Don’t miss exploring Fort Moultrie (A17) on Sullivan’s Island. Learn about the history that spans from the Revolutionary War, Civil War to World War II. A self-guiding brochure is available at the Fort Moultrie Visitor Center. There is a small entrance fee or use your America the Beautiful Annual Pass.
Visit Patriots Point Naval and Maritime Museum (M2), home of the USS Yorktown CV-10 and other ships. The museum explores the military history of the United States, the inner working of aircraft carriers, military aircraft, marine science, and so much more. There is a lot to see and easily a whole day can be spent here. There is an entrance fee.
Boone Hall Plantation and Gardens (A18) is famed for its Avenue of Oaks. Tour the well-appointed mansion built in 1936 and original slave cabins to learn about the history of the plantation and the Gullah culture. Stroll the gardens, delight in the Butterfly Pavilion and u-pick fields which are open in season.
And when the touring is done, kick back and relax on the beach. Folly Beach (W1) is a classic beach town beaming with southern charm featuring shops galore, a myriad of eateries, and many lodging options. Bask on 6 miles of sandy beach, swim, fish, kayak, surf, and try stand-up paddle-boarding. The Edwin S. Taylor Fishing Pier is perfect for dolphin spotting and glorious sunsets. Don’t miss seasonal festivals such as Folly Gras in February and the Sea and Sand Festival in September.

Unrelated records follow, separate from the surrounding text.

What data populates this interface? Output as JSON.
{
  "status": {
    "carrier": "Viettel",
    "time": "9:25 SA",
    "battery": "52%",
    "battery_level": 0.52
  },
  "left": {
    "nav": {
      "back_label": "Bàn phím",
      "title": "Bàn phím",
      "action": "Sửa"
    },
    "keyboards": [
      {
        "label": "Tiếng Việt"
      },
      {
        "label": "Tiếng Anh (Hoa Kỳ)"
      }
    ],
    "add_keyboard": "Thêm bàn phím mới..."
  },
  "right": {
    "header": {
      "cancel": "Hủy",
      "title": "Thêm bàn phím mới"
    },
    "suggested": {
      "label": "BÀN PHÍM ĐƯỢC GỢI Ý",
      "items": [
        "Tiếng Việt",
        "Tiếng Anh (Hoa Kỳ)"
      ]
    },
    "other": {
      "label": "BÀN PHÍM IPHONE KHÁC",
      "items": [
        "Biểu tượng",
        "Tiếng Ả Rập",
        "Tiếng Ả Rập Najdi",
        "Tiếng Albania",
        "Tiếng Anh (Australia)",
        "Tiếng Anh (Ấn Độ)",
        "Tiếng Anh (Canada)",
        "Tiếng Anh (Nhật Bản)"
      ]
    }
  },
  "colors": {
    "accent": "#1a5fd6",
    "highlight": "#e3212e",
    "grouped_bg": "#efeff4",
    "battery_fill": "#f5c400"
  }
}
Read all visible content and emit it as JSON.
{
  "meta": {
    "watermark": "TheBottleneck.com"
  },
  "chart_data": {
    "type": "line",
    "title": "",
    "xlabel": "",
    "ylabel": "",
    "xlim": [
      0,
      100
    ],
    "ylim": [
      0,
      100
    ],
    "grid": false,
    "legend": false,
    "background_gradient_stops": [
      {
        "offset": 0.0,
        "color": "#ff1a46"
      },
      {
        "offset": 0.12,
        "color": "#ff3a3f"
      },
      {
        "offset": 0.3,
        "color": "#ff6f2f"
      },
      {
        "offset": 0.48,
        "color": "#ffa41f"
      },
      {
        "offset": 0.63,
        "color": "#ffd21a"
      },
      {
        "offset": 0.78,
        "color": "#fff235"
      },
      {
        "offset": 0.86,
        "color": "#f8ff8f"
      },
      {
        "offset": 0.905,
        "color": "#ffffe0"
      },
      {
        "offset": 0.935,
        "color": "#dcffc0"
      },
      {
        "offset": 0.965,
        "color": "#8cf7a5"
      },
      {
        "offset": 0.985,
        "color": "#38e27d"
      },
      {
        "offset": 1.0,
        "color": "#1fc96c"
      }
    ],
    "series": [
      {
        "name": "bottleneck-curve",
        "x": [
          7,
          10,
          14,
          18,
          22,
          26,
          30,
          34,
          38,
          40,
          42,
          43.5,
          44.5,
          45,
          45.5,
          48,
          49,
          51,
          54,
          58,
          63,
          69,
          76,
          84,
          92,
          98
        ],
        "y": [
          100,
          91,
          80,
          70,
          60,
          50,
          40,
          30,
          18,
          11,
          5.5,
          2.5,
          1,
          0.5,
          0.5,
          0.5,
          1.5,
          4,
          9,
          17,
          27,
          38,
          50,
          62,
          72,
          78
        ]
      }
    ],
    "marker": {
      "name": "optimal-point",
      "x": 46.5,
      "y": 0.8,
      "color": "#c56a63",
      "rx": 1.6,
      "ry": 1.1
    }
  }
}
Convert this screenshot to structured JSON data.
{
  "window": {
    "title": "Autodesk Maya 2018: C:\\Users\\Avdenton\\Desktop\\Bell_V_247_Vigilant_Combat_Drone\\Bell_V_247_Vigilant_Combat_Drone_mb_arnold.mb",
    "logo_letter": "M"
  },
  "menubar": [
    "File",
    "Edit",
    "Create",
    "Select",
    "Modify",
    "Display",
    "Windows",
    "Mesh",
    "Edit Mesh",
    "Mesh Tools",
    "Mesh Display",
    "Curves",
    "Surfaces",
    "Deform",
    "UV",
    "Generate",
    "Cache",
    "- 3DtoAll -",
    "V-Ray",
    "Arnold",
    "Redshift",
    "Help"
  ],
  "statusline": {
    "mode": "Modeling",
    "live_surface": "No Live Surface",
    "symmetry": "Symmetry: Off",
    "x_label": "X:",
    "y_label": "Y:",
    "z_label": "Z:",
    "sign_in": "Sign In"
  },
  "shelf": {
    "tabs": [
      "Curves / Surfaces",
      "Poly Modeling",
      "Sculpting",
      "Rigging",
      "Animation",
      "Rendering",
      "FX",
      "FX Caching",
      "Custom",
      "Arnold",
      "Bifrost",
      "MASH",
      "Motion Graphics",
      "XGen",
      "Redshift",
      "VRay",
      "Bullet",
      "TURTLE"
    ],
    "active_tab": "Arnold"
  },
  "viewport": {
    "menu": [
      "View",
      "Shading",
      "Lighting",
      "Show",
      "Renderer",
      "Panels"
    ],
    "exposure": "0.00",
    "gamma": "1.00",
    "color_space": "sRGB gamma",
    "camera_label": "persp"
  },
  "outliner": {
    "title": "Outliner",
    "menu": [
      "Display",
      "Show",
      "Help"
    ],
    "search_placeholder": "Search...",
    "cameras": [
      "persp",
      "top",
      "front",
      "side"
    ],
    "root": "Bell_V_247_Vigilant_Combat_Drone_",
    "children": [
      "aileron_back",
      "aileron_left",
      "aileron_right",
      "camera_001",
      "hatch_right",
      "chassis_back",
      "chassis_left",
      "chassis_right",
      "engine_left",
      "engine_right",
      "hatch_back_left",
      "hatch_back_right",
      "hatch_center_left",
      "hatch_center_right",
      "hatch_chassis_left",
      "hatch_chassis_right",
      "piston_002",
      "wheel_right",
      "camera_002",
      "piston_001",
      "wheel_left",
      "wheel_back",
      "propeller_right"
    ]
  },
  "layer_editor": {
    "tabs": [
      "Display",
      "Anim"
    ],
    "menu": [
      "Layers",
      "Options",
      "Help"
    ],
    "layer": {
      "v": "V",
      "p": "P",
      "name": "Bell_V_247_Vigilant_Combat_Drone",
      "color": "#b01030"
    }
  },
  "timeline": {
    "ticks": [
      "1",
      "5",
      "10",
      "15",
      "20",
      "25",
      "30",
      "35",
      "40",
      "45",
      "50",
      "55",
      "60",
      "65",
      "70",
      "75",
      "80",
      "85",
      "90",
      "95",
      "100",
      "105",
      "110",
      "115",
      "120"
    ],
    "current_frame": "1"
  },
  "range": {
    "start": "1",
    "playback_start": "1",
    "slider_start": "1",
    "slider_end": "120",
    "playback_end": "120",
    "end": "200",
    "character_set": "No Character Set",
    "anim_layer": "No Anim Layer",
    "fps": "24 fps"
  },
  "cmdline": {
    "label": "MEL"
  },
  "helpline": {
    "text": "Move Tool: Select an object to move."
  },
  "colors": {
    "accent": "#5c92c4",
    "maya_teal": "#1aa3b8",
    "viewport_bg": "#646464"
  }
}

Laid back Isle of Palms (W2) is another gem. Nestled between the Atlantic Ocean and the Intracoastal Waterway, discover pristine beaches, loggerhead turtle nesting sites, a bounty of water recreation, and top-rated golf courses. Board a fishing excursion, or an Eco-tour through the Barrier Islands and salt marshes rich in wildlife and birds.